"He built the Vinoy," our historian said, traipsing through the lobby. And then, as is her wont, she told a story:
Laughner built the Vinoy after an encounter with famous golfer Walter Hagen. They were standing in Laughner's yard on Beach Drive when Laughner laid his expensive pocket watch on the lawn and challenged Hagen to hit a ball off the face without cracking the glass.
Hagen hit one ball after the other into the trees. Somebody present — a businessman named Gene Elliott — suggested that the 14 acres of oaks, cabbage palms and orange trees might be the perfect place to build a world-class hotel. Laughner agreed and began writing checks.
In February 1925, construction began. On Dec. 31, the Vinoy opened with Jazz Age fanfare. Though records are sketchy — a lot of history was lost during the years the hotel was closed — Hemingway and Fitzgerald most likely laid heads upon soft pillows. Babe Ruth certainly did. So did the polar explorer Richard Byrd. Calvin Coolidge was the first president to stay at the hotel.
"How did you like your supper, sir?" asked the elevator operator one evening.
"It was a little too rich for my tastes," reported the meat-and-potatoes prez.
"You're welcome to eat with us in the employees cafeteria," the elevator man said.
"And he did,'' says Normile. "He took all his meals with the hotel employees.''
The Depression hit Florida hard, but the Vinoy did fine until World War II, when even the rich felt guilty about expensive vacations. In 1942, Laughner leased his hotel to the military. Soldiers trained on city streets and sometimes slept on Spa Beach. Mostly they wrecked the hotel. When the war ended, Laughner sold it to Charles Alberding for $700,000, taking a $2.8 million loss on his investment. The Vinoy didn't recover from the war; even $7 rooms failed to entice customers. Finally it closed. One wing fell victim to the wrecker's ball. Expensive furnishings were lost, stolen or vandalized.
For a decade, big plans to reopen the hotel surfaced and then sank. In 1989, St. Petersburg residents voted to allow the leasing of underwater land in the adjacent basin for boat slips. A hotel chain liked the idea of having a marina and struck a deal. Construction and repairs began on the old hotel in 1990.
Developers installed 34,000 yards of carpet, 10,000 yards of upholstery and 17,000 yards of draperies. Its 350 rooms got 8,700 new washcloths, 6,000 towels and 6,000 pillowcases. The dining room received 66,000 pieces of silver, china and glassware. In 1992, the Stouffer Vinoy Resort reopened after a $90 million renovation.

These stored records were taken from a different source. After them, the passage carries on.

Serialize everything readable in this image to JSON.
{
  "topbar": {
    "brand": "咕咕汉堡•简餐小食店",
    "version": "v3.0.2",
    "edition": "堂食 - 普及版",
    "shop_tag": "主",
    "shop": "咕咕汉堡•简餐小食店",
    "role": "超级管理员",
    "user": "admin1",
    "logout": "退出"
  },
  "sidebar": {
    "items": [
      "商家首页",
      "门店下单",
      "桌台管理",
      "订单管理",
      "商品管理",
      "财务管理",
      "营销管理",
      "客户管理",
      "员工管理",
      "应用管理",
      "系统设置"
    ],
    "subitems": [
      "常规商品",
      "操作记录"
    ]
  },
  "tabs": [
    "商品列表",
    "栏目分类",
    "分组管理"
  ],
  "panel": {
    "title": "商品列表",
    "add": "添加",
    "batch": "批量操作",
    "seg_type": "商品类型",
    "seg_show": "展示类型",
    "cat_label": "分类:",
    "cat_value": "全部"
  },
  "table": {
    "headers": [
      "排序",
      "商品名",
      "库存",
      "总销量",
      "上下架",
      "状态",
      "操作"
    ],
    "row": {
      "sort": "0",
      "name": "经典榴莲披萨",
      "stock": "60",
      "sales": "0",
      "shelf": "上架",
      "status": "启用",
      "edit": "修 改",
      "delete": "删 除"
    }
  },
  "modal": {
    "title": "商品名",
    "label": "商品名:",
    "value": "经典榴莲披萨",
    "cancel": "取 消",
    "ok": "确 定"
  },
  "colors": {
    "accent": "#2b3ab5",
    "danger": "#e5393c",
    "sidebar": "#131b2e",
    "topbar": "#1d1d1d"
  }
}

Normile, who is 65, began leading tours in 1998. They are offered most days, cost $27 to $35, and include a meal and the possibility of spotting a celebrity. Politicians and authors stay at the Vinoy. Major League Baseball teams stay at the Vinoy. Garrison Keillor, on vacation from Lake Wobegon, was a recent visitor.
In 2005, a long-haired guest approached the concierge, Joanne Cherepon, and told her he was looking for a golf game. The guest's name was Vincent Furnier but the concierge knew him by his show business alias.
"My husband is going to play this afternoon, Mr. Furnier," the concierge said. "Do you want to play golf with him?"
The concierge called her husband, Gary.
"Do you want to play golf with Alice Cooper?" she asked.
"He did,'' Normile says. "On the way back from the golf course they stopped at McDonald's for hamburgers.''
• • •
On New Year's Eve, the hotel celebrates its 85th anniversary.
It now goes by a mouthful of a name, the Renaissance Vinoy Resort & Golf Club. But Aymer Vinoy Laughner would recognize his old place and most likely be delighted with a new-fangled invention: air-conditioning.
Nobody has to sweat anymore. Nobody needs to fret about tripping over an alligator in the basement or encountering a cockroach in the honeymoon suite. During the summer, it is possible to be bitten by a mosquito on the Vinoy veranda, but they no longer hatch from fetid pools in the Vinoy basement.
Unpleasant surprises? None, unless your checking account is overdrawn. A prime room during the winter tourist season goes for $369 per night.
Jeff Klinkenberg can be reached at email@example.com or (727) 893-8727.